Edward Norton, Liv Tyler and William Hurt reload The Incredible Hulk film series in front of the lens of action film director Louis Leterrier. This film represents a slice of sequel, retaining some continuity from the first Ang Lee-directed 2003 Hulk film, but mainly reboots the film series. Filmmakers quickly assimilate audiences into this installment by shortening the Hulk’s origin into a quick montage during the opening credits.
Norton, starring as Bruce Banner, and Tyler, as Betty Ross, have both adjusted over time. He globetrots the world in search of a cure while she teaches at Culver University. Filmmakers definitely boost the romantic elements between the two scientists. Banner’s inner torment and bad memories remain as his dual personality forces some significant adjustments in his life. Audiences see text updates on how many days he manages his anger “without incident.”
These adjustments add some surprising character development into the plot while filmmakers also build on the Hulk’s character with a touching scene in a cave and expanding fighting abilities.

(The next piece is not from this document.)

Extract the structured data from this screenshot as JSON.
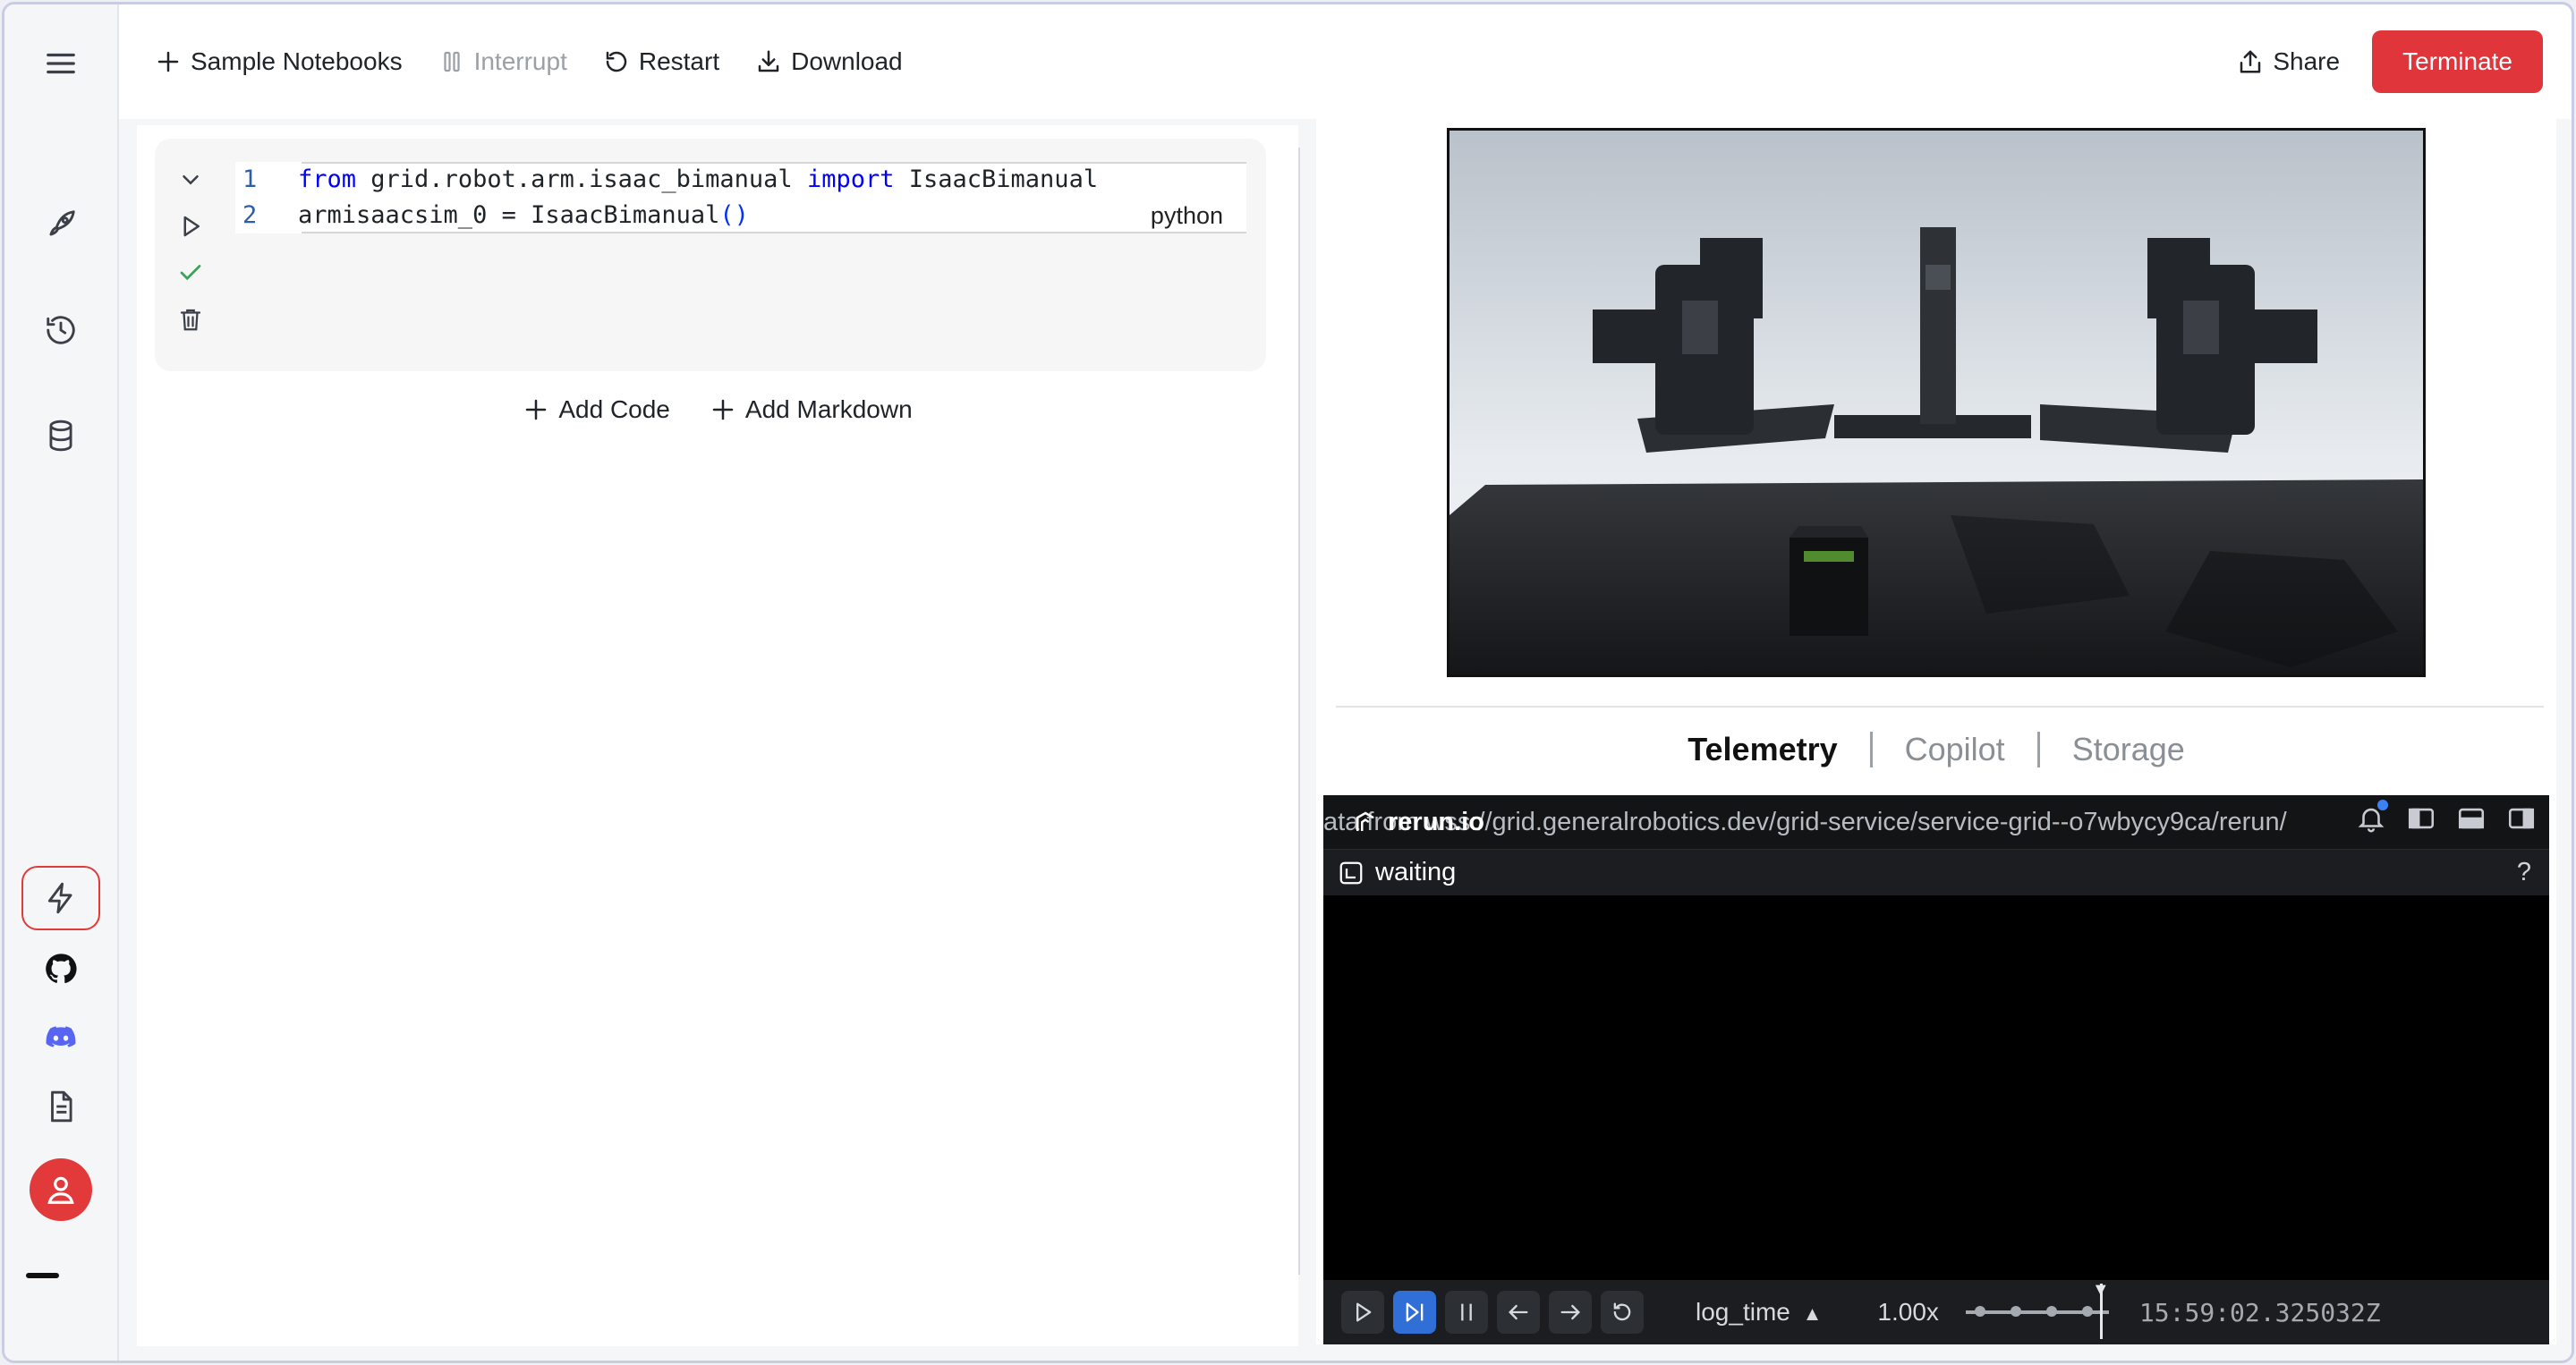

Banner‘s actions and activities revolve around finding a cure for that green monster twinkling in his eyes. “I don’t want control over it, I want to get rid of it,” he says. Tim Blake Nelson is perfectly cast as an eccentric researcher specializing in gamma technology. Besides Betty, he’s the only other character who gives Banner some hope during his quest.
Control is key as Banner never exploits his power while staying off the radar from General Thaddeus “Thunderbolt” Ross, played by William Hurt. Ultimately, when Banner gets backed into a corner, literally, the Hulk comes roaring back in all his loud, destructive glory. Enter Betty Ross and her father, General Ross, who looks like the mustached Paul Newman of several years back. In discussions with other characters, General Ross says Betty is “no longer a factor” while Betty says her father is “out of the picture.”